  22. Dr. Brooks says:

    John Berry, Let’s start here: why do YOU get a free membership? I’ve been a member myself for over 30 years, and I don’t recall getting a letter stating I had free membership in this OH SO democratic association. Of course you will “continue as a member of ALA” as you don’t have to PAY for your dues! Seriously, I am stunned by this!
    The point AL is trying to make is that ALA will continue to lose PAYING members (like me) if they don’t rally around the cause of Libraries keeping their Librarians. The library I work at has lost more than half of the Librarians in the last 10 years, with no hope of ever getting those positions back. How many libraries do we now have with almost NO Librarians working in it? More than you would believe! Library School’s are now graduating students with no HOPE OF GETTING A JOB! If you want to support and cheer on a cause, make it that one.

  23. Kim says:

    First you pay the ALA dues, then the division dues because many of us who join are interested in our division, and then if you’re a public librarian you have to be in ALA if you want to be in PLA, which public librarians often want to belong to. Then there is America Libraries print publication that is sent whether we want it or not. I’d rather read articles online so why can’t I have a cheaper membership and drop the publication? Then the dues are raised from first year members to second year members while salaries are not raised at all. They raise the ante again once the new librarian has reached the third year (right now with no salary raise or cost of living increase for those of us who are lucky enough to have jobs).

    I understand that ALA is a political organization but as members we don’t get to vote on what causes the ALA supports. Some members might not support all postions held by ALA. Most members would prefer that ALA spend less time with politics and more time supporting librarians. The world will go on without ALA taking a political stance on political issues. ALA’s stance really won’t make a difference at all.

    A year or two ago, I received something in my email about what type of skills para pros need to be certified in, such as youth services, and how to get training to paraprofessionals so they can become basically librarians. Why hire a librarian when you can hire a para pro for less money. It makes me wonder if ALA supports the MLS or MLIS at all.

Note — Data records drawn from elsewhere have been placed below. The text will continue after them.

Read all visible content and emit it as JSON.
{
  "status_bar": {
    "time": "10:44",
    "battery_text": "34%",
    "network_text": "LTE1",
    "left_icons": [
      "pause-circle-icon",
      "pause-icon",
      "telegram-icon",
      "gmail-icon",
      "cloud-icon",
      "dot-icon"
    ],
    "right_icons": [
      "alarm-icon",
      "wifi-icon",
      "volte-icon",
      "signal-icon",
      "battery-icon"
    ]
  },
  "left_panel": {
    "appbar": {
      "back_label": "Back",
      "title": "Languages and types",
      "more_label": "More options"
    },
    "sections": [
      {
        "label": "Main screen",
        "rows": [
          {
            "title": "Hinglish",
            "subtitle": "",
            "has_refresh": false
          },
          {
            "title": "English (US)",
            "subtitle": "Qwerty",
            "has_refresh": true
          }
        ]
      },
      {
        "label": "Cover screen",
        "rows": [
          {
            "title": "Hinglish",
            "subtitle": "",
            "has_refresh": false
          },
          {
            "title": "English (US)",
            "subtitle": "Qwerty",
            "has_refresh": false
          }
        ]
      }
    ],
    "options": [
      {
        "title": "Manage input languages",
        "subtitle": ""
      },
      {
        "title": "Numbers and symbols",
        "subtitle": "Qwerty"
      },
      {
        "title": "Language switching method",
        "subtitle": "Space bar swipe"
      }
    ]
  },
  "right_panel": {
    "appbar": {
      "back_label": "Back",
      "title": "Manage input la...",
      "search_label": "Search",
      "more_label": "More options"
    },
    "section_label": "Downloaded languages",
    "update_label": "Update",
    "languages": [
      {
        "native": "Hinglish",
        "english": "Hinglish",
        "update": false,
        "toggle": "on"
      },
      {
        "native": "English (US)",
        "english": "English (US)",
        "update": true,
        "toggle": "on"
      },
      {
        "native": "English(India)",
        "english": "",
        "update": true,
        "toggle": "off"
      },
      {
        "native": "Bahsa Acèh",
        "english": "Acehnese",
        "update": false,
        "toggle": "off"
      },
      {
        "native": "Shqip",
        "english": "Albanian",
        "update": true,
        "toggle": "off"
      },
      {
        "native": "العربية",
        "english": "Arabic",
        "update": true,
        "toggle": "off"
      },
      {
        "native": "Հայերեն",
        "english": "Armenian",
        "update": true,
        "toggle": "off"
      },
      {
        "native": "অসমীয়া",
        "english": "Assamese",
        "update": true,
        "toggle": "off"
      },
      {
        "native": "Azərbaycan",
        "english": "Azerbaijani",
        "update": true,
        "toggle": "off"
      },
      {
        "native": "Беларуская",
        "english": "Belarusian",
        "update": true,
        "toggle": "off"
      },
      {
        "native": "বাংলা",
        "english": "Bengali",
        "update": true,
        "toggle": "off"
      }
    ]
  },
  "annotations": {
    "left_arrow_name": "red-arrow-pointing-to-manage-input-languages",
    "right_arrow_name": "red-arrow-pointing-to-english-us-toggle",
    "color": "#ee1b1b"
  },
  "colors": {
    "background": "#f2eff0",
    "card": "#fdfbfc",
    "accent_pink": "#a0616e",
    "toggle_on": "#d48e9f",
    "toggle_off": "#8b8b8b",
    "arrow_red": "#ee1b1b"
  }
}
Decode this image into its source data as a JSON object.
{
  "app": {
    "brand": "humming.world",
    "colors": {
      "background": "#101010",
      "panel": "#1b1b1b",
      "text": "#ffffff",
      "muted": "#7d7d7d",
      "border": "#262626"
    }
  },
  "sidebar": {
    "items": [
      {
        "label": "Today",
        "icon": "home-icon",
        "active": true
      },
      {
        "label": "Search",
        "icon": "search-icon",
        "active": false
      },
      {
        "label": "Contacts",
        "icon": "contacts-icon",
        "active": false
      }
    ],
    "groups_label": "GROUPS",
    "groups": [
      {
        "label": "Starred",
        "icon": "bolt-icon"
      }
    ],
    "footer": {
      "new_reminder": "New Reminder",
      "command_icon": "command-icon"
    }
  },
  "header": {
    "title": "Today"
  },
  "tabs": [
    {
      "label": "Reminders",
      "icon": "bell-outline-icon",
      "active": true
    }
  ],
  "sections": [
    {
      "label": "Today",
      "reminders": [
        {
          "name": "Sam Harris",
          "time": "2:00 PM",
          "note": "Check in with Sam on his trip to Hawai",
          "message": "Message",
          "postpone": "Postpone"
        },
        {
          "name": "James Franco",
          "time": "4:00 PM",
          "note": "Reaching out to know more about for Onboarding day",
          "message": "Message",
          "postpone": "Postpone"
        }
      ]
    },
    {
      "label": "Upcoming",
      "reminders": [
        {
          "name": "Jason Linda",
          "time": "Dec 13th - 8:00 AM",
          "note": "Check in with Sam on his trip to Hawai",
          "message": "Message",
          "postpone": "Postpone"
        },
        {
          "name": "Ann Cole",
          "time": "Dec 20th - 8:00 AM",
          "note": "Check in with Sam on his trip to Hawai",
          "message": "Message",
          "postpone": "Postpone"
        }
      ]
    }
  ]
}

  24. Dan Kleinman of SafeLibraries.org says:

    John Berry, LJ, said, “I am proud that its meetings are open to every member, and that it is run democratically….”

    Not true.

    Remember how Greg McClay was intentionally dropped off an ALA ballot:

    “ALA Election Fraud,” by Greg McClay, SHUSH, 23 April 2007.

    http://www.shush.ws/wordpress/?p=245

    “Your name is not included because I could not in good conscience play any role in votes being cast for you by anyone who is unaware of your hostility toward everything that SRRT stands for. The other name left off the list was my own, because I also could not in good conscience accrue any possible votes myself while depriving someone else (even you) of the same.”

  25. John Berry, LJ says:

    A quick answer to Kleiman. Yeah, I know about that stupid mistake that dropped McClay off the SRRT ballot. McClay and his SHUSH want ALA to be a right wing political organization. He actually aggres with me that ALA is and should be political. And Mc Clay can still go to any meeting of any unit of ALA. So can all the other right wingers.

  26. Robert Wright says:

    I think the posts above point out the animosity of the profession to those who don’t agree with them. I am a little surprised that someone with John Berry’s background would say an intentional deleting of someone from the ballot is a mistake. So if someone wants the organization to be something different than I do then that is bad or wrong. Where is the democracy in that thought process? My personal pet peeve are the hypocrites on both extremes that say they believe in freedom of speech and democracy as long as the speech doesn’t conflict with their ideas, and as long as they win the election.

  27. Contrarian says:

    John Berry doesn’t pay dues?? Now that’s a library issue that Council should condemn in a resolution and send to Congress.